What to work on: For each line in the data below that has the word "JSON", copy that line.

Source material:
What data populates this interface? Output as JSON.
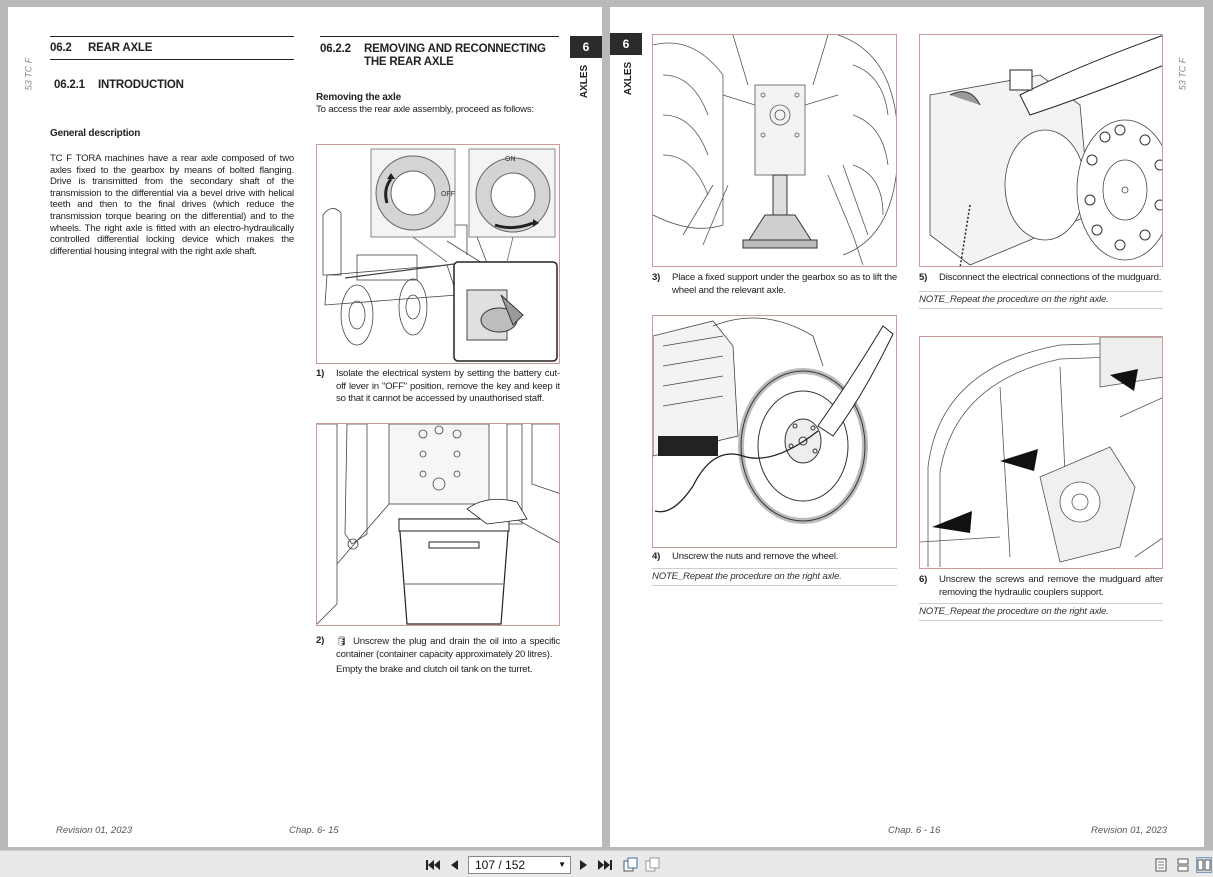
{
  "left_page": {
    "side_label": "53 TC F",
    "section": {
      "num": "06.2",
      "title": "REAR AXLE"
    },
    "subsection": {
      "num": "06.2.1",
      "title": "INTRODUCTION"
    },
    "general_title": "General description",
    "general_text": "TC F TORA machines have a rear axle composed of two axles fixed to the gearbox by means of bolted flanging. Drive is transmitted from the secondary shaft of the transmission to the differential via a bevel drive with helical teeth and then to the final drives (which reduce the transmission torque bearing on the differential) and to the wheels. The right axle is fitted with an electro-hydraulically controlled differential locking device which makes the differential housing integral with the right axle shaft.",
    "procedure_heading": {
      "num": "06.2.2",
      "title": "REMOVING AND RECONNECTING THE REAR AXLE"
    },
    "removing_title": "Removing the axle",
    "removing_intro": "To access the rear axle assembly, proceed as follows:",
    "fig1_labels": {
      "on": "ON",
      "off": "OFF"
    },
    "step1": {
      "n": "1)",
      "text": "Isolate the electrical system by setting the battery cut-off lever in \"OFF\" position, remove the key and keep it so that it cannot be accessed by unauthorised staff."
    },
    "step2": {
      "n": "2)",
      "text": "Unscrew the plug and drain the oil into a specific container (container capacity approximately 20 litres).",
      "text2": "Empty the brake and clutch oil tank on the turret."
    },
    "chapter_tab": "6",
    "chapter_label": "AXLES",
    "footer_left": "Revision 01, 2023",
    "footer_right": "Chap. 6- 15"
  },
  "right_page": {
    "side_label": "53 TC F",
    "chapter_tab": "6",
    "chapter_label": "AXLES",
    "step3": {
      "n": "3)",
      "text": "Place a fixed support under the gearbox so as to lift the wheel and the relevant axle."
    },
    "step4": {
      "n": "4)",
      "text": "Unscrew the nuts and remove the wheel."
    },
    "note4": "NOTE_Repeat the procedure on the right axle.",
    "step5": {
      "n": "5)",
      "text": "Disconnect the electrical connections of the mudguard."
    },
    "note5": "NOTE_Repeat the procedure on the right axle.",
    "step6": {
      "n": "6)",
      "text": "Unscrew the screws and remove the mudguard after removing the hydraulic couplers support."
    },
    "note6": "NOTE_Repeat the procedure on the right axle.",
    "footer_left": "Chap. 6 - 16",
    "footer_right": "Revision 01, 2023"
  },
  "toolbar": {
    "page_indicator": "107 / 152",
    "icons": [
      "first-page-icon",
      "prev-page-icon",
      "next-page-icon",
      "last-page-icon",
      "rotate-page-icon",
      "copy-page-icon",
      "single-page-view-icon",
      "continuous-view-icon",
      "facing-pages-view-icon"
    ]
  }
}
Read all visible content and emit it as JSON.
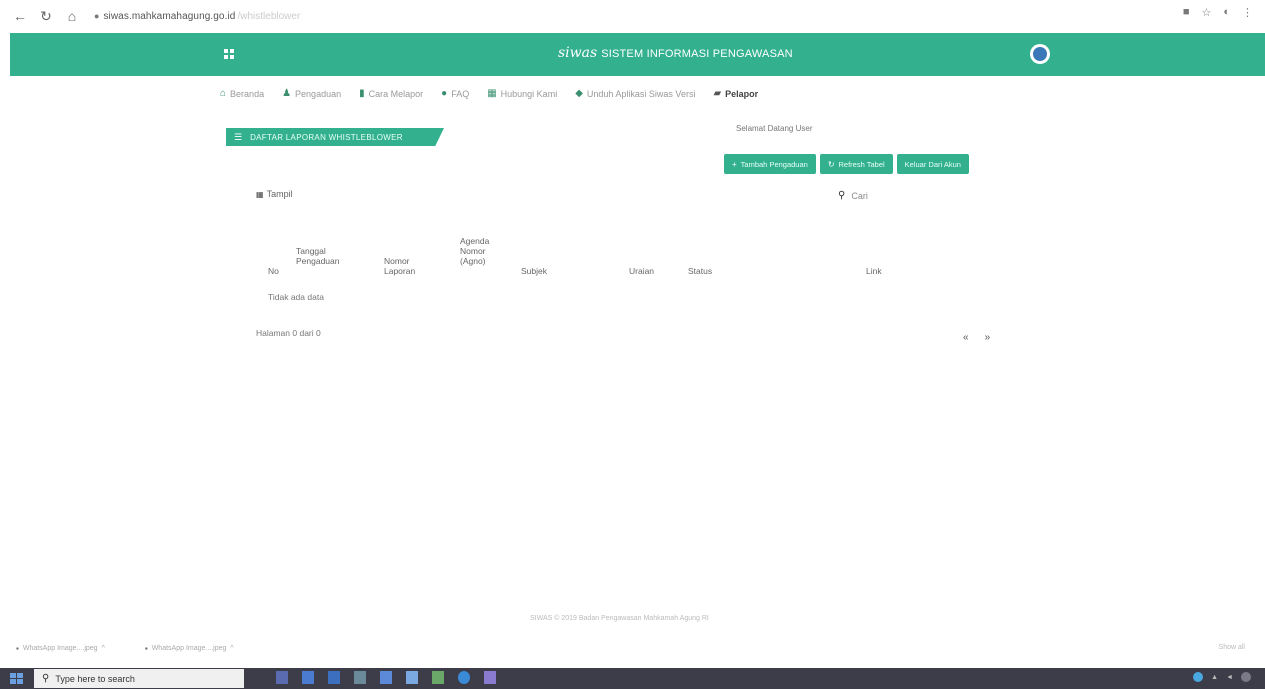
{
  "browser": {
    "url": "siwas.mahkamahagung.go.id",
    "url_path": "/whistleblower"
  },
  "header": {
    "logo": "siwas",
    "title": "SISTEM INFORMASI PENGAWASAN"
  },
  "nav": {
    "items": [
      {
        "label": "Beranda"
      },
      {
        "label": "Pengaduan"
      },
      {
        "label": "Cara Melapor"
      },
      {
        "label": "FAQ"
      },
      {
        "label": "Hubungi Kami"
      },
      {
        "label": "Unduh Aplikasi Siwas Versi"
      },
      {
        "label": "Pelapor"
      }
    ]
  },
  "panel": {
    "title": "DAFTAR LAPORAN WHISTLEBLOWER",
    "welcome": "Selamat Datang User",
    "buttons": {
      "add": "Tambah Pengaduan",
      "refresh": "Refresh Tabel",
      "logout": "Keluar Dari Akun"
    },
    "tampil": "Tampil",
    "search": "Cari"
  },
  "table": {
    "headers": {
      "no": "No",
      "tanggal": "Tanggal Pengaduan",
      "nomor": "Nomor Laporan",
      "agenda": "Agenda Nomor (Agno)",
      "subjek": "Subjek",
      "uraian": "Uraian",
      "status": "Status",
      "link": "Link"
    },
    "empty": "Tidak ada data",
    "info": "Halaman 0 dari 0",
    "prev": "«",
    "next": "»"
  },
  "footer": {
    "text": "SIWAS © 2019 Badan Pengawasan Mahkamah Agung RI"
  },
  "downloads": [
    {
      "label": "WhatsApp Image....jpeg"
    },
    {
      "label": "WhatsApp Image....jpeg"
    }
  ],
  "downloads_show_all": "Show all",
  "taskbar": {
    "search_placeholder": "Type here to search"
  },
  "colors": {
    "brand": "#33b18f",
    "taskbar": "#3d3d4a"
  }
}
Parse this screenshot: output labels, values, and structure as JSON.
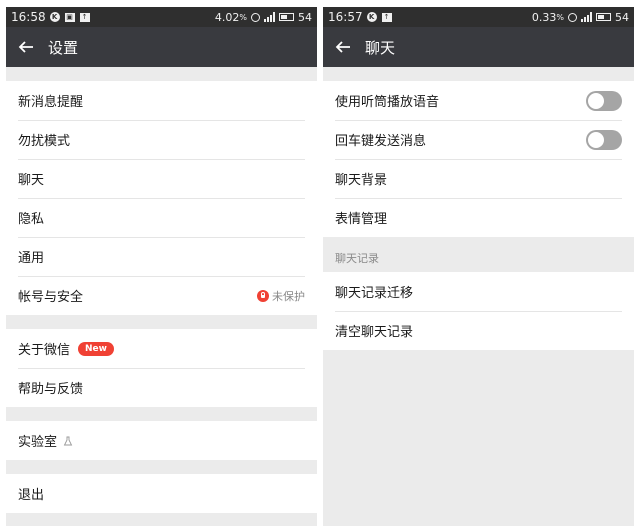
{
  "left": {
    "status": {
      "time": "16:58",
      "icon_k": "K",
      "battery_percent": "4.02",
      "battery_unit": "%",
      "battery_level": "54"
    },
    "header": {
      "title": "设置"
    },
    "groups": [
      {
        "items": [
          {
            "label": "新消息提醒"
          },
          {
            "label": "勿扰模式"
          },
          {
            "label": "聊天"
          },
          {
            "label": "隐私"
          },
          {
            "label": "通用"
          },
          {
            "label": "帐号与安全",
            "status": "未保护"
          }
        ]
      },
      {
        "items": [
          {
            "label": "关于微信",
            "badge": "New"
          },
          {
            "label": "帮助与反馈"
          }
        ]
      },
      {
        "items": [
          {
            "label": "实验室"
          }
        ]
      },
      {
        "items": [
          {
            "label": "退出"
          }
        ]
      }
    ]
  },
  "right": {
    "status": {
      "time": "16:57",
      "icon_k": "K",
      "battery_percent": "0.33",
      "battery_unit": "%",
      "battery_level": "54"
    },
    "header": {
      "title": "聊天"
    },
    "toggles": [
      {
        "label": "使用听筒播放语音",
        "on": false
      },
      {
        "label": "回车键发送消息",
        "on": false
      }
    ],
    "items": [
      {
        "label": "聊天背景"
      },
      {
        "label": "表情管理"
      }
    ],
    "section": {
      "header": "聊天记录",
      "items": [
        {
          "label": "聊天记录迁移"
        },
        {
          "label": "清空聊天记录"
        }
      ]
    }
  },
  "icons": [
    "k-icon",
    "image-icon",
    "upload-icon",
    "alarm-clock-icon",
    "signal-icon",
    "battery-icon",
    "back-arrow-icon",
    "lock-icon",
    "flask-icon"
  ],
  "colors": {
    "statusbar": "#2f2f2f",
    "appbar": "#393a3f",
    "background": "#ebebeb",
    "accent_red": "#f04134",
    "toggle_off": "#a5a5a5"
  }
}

Answer section:
What data populates this interface? Output as JSON.
Read all visible content and emit it as JSON.
Parse this screenshot: output labels, values, and structure as JSON.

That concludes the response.